Please copy each line of the records below that includes the word "kind".

Top of RECORD SET

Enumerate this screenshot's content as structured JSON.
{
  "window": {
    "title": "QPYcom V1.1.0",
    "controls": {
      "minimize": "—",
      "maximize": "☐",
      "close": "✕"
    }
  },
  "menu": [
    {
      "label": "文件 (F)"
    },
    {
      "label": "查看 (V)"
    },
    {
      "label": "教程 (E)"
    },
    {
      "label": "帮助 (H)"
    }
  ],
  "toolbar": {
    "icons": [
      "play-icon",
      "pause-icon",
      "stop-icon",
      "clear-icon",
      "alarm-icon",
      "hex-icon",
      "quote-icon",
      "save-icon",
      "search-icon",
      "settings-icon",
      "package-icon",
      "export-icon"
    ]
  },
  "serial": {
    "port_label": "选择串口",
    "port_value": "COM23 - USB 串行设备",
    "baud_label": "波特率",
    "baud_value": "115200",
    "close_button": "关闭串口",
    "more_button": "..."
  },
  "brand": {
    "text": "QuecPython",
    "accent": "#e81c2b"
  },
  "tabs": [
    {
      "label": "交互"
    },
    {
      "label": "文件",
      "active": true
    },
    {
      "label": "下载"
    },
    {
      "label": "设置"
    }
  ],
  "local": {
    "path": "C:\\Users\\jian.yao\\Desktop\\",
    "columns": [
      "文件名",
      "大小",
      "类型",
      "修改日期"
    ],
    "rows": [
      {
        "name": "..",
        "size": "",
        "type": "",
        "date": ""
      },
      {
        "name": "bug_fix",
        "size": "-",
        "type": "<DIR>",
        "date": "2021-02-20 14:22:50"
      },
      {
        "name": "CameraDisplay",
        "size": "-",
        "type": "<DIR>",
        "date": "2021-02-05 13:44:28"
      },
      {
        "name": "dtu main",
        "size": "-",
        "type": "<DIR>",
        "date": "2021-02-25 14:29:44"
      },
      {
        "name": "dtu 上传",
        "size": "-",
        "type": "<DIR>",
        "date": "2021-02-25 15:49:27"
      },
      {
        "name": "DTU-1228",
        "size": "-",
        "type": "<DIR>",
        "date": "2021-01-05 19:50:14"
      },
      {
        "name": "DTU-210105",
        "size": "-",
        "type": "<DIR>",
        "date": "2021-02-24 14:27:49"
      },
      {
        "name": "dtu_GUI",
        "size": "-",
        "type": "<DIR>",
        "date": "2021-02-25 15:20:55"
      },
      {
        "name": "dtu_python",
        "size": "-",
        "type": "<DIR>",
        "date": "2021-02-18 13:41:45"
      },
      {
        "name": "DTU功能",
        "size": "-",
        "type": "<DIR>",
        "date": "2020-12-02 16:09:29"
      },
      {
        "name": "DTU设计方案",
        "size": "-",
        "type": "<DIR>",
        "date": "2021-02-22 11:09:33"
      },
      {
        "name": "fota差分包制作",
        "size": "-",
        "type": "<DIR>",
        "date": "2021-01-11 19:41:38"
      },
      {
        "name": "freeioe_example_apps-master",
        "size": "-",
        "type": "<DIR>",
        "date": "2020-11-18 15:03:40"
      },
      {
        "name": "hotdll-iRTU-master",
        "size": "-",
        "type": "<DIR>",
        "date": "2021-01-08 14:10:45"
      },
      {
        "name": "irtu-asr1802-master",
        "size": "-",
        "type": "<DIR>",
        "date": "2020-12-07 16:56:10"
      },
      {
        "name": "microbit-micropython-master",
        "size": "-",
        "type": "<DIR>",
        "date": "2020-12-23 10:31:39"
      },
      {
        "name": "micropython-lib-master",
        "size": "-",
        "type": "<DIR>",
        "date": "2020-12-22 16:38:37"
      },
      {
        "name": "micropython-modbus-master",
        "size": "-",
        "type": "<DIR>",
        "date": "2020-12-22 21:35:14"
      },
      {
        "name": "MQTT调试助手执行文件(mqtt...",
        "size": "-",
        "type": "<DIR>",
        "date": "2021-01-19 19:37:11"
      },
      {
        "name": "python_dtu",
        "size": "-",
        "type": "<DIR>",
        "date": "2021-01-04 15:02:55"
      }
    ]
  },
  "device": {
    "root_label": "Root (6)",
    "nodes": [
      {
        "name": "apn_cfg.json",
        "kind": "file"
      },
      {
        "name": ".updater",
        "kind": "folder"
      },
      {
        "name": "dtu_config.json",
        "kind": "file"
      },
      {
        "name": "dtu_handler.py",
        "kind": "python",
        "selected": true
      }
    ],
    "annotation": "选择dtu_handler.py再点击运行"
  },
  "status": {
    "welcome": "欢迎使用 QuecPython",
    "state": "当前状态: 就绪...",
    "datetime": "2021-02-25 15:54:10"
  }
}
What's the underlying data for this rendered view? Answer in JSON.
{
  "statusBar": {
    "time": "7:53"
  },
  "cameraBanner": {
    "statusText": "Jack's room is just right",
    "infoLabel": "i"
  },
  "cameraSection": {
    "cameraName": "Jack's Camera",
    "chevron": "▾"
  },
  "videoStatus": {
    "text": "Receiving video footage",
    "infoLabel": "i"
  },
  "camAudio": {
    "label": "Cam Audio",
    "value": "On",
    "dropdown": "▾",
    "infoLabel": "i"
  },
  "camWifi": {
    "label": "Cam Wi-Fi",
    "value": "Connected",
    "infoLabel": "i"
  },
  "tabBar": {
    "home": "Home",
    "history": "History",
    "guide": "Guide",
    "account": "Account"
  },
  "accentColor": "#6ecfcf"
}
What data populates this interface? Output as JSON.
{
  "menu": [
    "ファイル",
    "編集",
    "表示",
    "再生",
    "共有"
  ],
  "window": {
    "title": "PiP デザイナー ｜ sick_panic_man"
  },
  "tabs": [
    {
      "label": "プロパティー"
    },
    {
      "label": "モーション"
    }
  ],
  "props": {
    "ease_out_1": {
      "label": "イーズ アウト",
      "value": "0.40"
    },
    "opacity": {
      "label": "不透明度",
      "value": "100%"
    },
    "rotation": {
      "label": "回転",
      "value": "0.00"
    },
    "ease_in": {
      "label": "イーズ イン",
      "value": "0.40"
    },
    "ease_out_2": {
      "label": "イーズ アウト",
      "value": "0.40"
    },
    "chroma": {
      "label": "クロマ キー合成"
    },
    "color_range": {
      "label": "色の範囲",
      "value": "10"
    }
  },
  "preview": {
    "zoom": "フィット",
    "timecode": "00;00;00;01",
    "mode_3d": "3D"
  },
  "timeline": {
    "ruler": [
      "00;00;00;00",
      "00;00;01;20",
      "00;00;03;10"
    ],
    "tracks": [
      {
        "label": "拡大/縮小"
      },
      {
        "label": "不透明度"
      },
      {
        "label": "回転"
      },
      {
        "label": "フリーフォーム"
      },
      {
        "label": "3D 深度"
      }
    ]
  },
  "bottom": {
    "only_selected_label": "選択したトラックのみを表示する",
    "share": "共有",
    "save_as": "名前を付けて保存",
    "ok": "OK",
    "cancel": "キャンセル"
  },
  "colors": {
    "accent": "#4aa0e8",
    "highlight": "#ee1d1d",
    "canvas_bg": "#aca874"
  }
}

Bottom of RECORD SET

TASK RESPONSE ->
        "kind": "file"
        "kind": "folder"
        "kind": "file"
        "kind": "python",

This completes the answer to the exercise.